The other contenders in question were the general lack of spotlessness (read: filth), the cat which was allowed to stroll along the bar to greet customers while stepping gingerly over their besandwiched plates and of course the cockroaches. Oh yes, there were indeed roaches and big feckers too. When you pointed one out scuttling across a shelf to Jorge, he would just shrug and say “He ain’t bothering me, is he bothering you?” To his credit, I never once saw Jorge whack a roach with his cooking spatula, although it wouldn’t have surprised me one bit.

And yet all of these peripheral distractions were overlooked by the regular clientele for one very good reason. To call Jorge a sandwich maker would be like calling Da Vinci a doodler. Jorge was a sandwich artiste. Almost all the bready treats scrawled on the bar’s blackboard menu were of his own invention and every customer had his or her favourite. Mine was the ‘Gótico’ and to this day I can still taste it on my age-hardened palette. If I close my eyes and let my taste buds wander back through the fog of time, I recall the fried onions, the escabeche beef and cheese, lots and lots of cheese. A veritable A-fucking-bundance of cheese.

Bringing one of these triple-deck cholesterol bombs to life was never a rushed process for Jorge. That sage artisan took his time, his hands moving so speedily and skilfully it would make a sushi chef weep, only pausing occasionally to point his massive chopping knife at you to drive home a punchline or to coquettishly pretend to stab Maria in the back while winking at us. You were usually on your second beer by the time the oozing piece of toasted paradise was served to you. If you were smart, at that moment you’d quit kidding yourself about your gorging threshold and order a second one immediately.

Maria was a whole different kettle of fish. In retrospect, it’s fairly obvious that she suffered from some sort of bipolar disorder and was ruled by whichever way the serotonin tide was flowing on any particular day. When she was up, there was nobody like her. The wicked eye twinkle, rapid fire wit and brazen playfulness would leave any professional television presenter in the shade. But sweet Jesus when she was down, she was scary. She’d slump behind the bar with an expression of pure malice on her mug, staring daggers at everyone, chain smoking and poisoning any attempt a jovial conversation with nasty, nasty throwaway remarks. Sometimes you didn’t know whether to order a beer or call an exorcist.
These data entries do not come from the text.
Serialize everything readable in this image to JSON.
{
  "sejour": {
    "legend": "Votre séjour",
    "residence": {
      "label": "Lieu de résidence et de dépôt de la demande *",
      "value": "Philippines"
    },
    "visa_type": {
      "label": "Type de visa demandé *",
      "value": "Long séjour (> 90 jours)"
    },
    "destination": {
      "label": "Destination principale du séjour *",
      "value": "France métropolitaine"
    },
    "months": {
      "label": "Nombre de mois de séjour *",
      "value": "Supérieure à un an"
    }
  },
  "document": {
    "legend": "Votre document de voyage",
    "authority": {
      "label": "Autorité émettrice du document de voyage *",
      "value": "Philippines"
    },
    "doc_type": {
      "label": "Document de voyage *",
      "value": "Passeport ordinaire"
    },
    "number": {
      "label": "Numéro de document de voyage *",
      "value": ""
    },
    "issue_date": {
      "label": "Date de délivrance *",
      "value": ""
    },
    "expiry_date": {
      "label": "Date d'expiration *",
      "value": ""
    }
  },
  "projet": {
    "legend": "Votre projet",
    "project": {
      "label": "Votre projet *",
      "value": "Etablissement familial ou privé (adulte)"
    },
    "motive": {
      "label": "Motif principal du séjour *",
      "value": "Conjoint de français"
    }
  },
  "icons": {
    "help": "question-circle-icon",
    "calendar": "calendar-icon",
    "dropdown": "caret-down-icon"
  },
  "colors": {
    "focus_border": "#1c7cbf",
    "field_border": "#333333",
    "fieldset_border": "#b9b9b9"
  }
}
Sadly, the lease eventually ran out and Jorge and Maria set up shop in another part of town. Although the new place was bigger and probably brought in more income, it didn’t have a kitchen and Jorge never got around to setting up a work station. We visited a couple of times but in the end it was just another bar in a red light district with fluorescent lights, Formica and an echo so we eventually let it go.

I bumped into a dishevelled-looking Jorge in the street about a year and a half ago. He and Maria had just broken up and because it was her name on the bar contract, he’d lost everything. According to him, Maria had been hitting the bottle and getting more and more erratic in her behaviour. It was just one side of the story but having been acquainted with both of them for years, I was inclined to give Jorge the benefit of the doubt. He was living in his mother’s place and scouting around for a new place to set up his own snack bar. That was the last time I ever met him.

I often wonder if some time in the future, while strolling down some pokey street unawares, I’ll be ambushed by the familiar smell of grime and melted cheese issuing from a pokey café. And through the vapour and grot-clouded windows, I might even catch the glint of a huge chopping knife as the chubby proprietor, gesticulating wildly, regales his customers with his inexhaustible supply of corny anecdotes.

That would be nice.

So I salute you Salam sandwich bar, for your likes will not be seen again.

Next instalment: The Pilarica.